Thursday, May 14, 2015

Ma'am I am?

I was walking the dog the other day and passed a young man in a baseball cap working in a neighbor’s yard. He looked up, smiled, and called, “Good afternoon, Ma’am!” I smiled and waved back, but inside I was shrieking, “Ma’am?! Ma’am?! I’m not a Ma’am!”

I look in the mirror and I don’t see a Ma’am. Next year I will be fifty, so chronologically, I am firmly in Ma’am territory, like it or not. Why did his respectful greeting bother me so much? I’m not one of those women contemplating Botox. My biggest worry when it comes to aging is that my knees will keep me from running or I won’t have the energy for my ever expanding garden habit. Age isn’t such a bad thing. I’m looking forward to less responsibility and more time in the hammock.

But I don’t want to be a Ma’am. Ma’ams are not sexy. They are not fun. They are not hip, interesting, or exciting. They wear cardigan sweaters, let their hair go gray, and cart around a few extra pounds. Ma’ams drive too slow on the highway and grumble over the check-out person who forgets to give them the extra ten cents off per pound on their ground beef. They complain about kids today and resent school taxes, pierced eyebrows, and loud music.

Perhaps I am affronted by the reference because being referred to as Ma’am reminds me that I am past my prime, fighting the inevitable creaks and pains and pounds more every day. I’m surprised by my age. I look at my face in the mirror and don’t see the years unless I’m not wearing my contacts and lean in close to be sure my eyeliner is lining my eyes and not my cheek bones. I’m startled by the tiny crosshatch marks and obvious wrinkles. Where did they come from?

Sometimes when I see a picture of myself I cringe at how old I look. How did that happen? How could I possibly look that old? Certainly, I don’t feel that old. I find myself talking to a thirty-something mom and thinking of her as my age only to be startled out of that assumption when she doesn’t understand a reference I make about the 1980s, she having only been a toddler at the time.
Maybe it’s denial; this insistence that I am not old enough to be considered a Ma’am. More and more I find myself ducking out of pictures not wanting any more documentation that I am aging. I even vainly untag less than flattering pictures of myself on Facebook. If there isn’t any photographic evidence, I haven’t aged. I’m fooling no one I know, but it’s the principle of the matter. I’m not old. And I’m certainly nobody’s Ma’am.

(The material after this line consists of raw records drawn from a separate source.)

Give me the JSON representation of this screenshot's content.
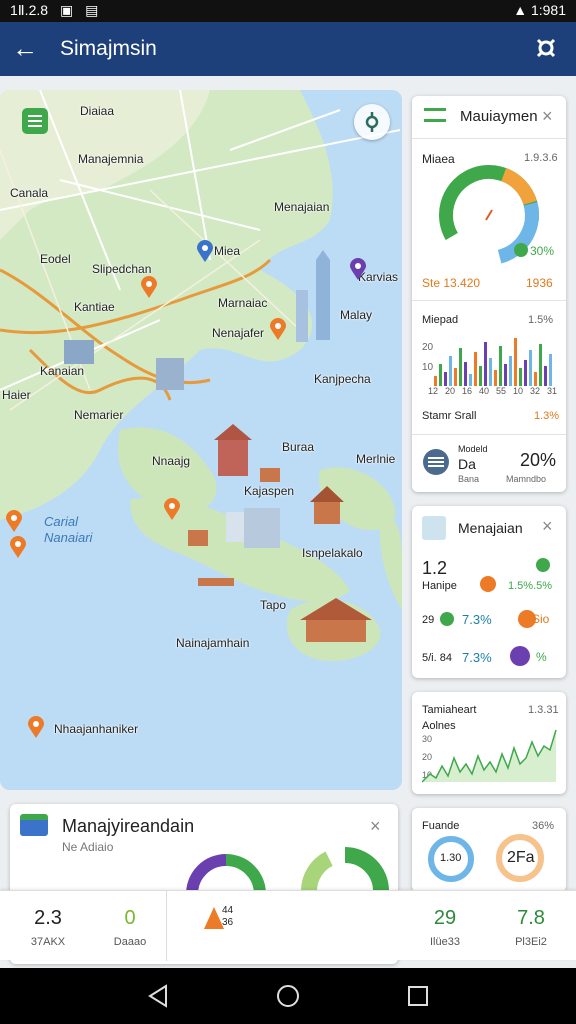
{
  "status_bar": {
    "time": "1Ⅱ.2.8",
    "right": "1:981"
  },
  "app_bar": {
    "title": "Simajmsin"
  },
  "map": {
    "labels": [
      "Diaiaa",
      "Manajemnia",
      "Canala",
      "Eodel",
      "Slipedchan",
      "Miea",
      "Menajaian",
      "Karvias",
      "Kantiae",
      "Marnaiac",
      "Nenajafer",
      "Malay",
      "Kanaian",
      "Haier",
      "Kanjpecha",
      "Nemarier",
      "Buraa",
      "Nnaajg",
      "Merlnie",
      "Kajaspen",
      "Tapo",
      "Isnpelakalo",
      "Nainajamhain",
      "Nhaajanhaniker"
    ],
    "water_label": "Carial\nNanaiari"
  },
  "panel_top": {
    "title": "Mauiaymen",
    "donut_label": "Miaea",
    "donut_value": "1.9.3.6",
    "donut_pct": "30%",
    "stat_left": "Ste 13.420",
    "stat_right": "1936",
    "bars_label": "Miepad",
    "bars_value": "1.5%",
    "bars_axis": [
      "20",
      "10"
    ],
    "bars_ticks": [
      "12",
      "20",
      "16",
      "40",
      "55",
      "10",
      "32",
      "31"
    ],
    "foot_left": "Stamr Srall",
    "foot_right": "1.3%",
    "model_title": "Modeld",
    "model_sub": "Da",
    "model_small": "Bana",
    "model_pct": "20%",
    "model_right": "Mamndbo"
  },
  "panel_mid": {
    "title": "Menajaian",
    "row1": {
      "left": "1.2",
      "sub": "Hanipe",
      "right": "1.5%.5%"
    },
    "row2": {
      "left": "29",
      "mid": "7.3%",
      "right": "Sio"
    },
    "row3": {
      "left": "5/i. 84",
      "mid": "7.3%",
      "right": "%"
    }
  },
  "panel_chart": {
    "title": "Tamiaheart",
    "value": "1.3.31",
    "sub": "Aolnes",
    "y_ticks": [
      "30",
      "20",
      "10"
    ]
  },
  "panel_bottom": {
    "title": "Fuande",
    "value": "36%",
    "ring_left": "1.30",
    "ring_right": "2Fa"
  },
  "bottom_card": {
    "title": "Manajyireandain",
    "subtitle": "Ne Adiaio"
  },
  "stats": [
    {
      "value": "2.3",
      "label": "37AKX"
    },
    {
      "value": "0",
      "label": "Daaao"
    },
    {
      "value": "44\n36",
      "label": ""
    },
    {
      "value": "29",
      "label": "Ilüe33"
    },
    {
      "value": "7.8",
      "label": "Pl3Ei2"
    }
  ],
  "colors": {
    "app_bar": "#1d3f7a",
    "green": "#3ea84b",
    "orange": "#f2a23a",
    "blue": "#6fb6e8",
    "purple": "#6a3fb0",
    "pin_orange": "#ec7a26"
  }
}
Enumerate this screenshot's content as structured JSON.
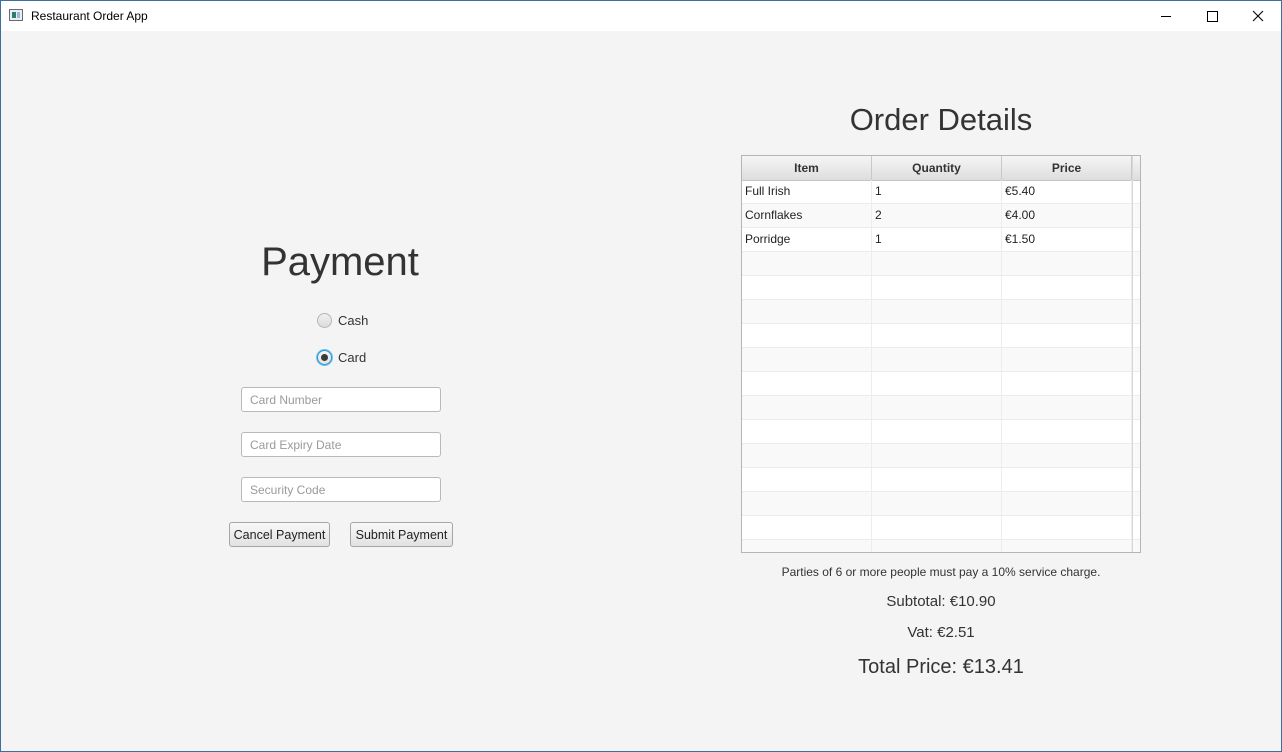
{
  "window": {
    "title": "Restaurant Order App",
    "icon": "app-window-icon",
    "controls": [
      "minimize-icon",
      "maximize-icon",
      "close-icon"
    ]
  },
  "payment": {
    "title": "Payment",
    "options": [
      {
        "label": "Cash",
        "selected": false
      },
      {
        "label": "Card",
        "selected": true
      }
    ],
    "fields": {
      "card_number": {
        "placeholder": "Card Number",
        "value": ""
      },
      "card_expiry": {
        "placeholder": "Card Expiry Date",
        "value": ""
      },
      "security_code": {
        "placeholder": "Security Code",
        "value": ""
      }
    },
    "buttons": {
      "cancel": "Cancel Payment",
      "submit": "Submit Payment"
    }
  },
  "order": {
    "title": "Order Details",
    "columns": [
      "Item",
      "Quantity",
      "Price"
    ],
    "rows": [
      [
        "Full Irish",
        "1",
        "€5.40"
      ],
      [
        "Cornflakes",
        "2",
        "€4.00"
      ],
      [
        "Porridge",
        "1",
        "€1.50"
      ]
    ],
    "note": "Parties of 6 or more people must pay a 10% service charge.",
    "subtotal": "Subtotal: €10.90",
    "vat": "Vat: €2.51",
    "total": "Total Price: €13.41"
  },
  "colors": {
    "window_border": "#3c6e9e",
    "background": "#f4f4f4",
    "radio_focus": "#1f93d8"
  }
}
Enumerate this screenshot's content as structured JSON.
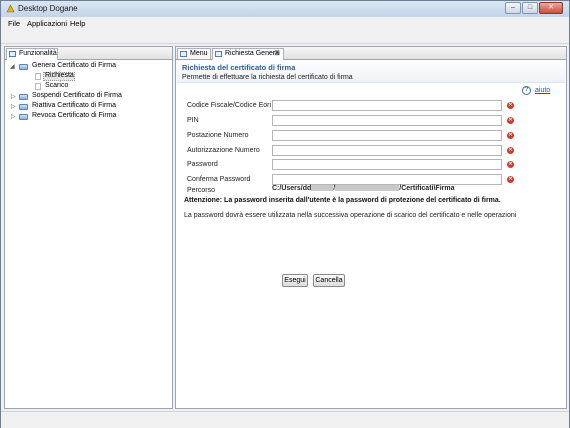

When I reached my late thirties, a friend explained to me that we were becoming invisible. She said that teenagers, young adults, and men younger than sixty didn’t see us anymore. We were no threat and held no potential as a sexual being. Therefore, they looked right through us. We could be classified henceforth as middle-age mom.

Wednesday, May 6, 2015

On the Safe Side of Fate

Every mother harbors nightmares about losing her child. It’s what makes us nag and remind and question and stay up in wait for the headlights in the driveway. We only want to keep them safe. We wrongly imagine it is within our power. This past weekend that nightmare was a reality for a mom in my town. I don’t know her, but she has weighed on my heart ever since the moment I heard that a five-year-old had been struck and killed by a delivery van.

It was an accident. The van wasn’t driving too fast. The driver wasn’t doing anything irresponsible. The little boy was probably being a typical little boy – impulsive, energetic, easily distracted. I imagine he was happy to be out with his mom on such a day as Saturday. It was a gorgeous, blue sky, gentle breezes picture perfect day. Not the kind of day to be pierced by something so tragic.

I heard the sirens. I was puttering in my gardens. I have a friend who once worked as a surgeon in an emergency room. Days like this were busy days for her – people are out and active she told me– motorcycle riders without helmets, kids falling out of tree forts, accidents at picnics and concerts and fairs and sporting events. I worried when I heard the sirens and did what I always do – mentally sorted through my own children’s whereabouts.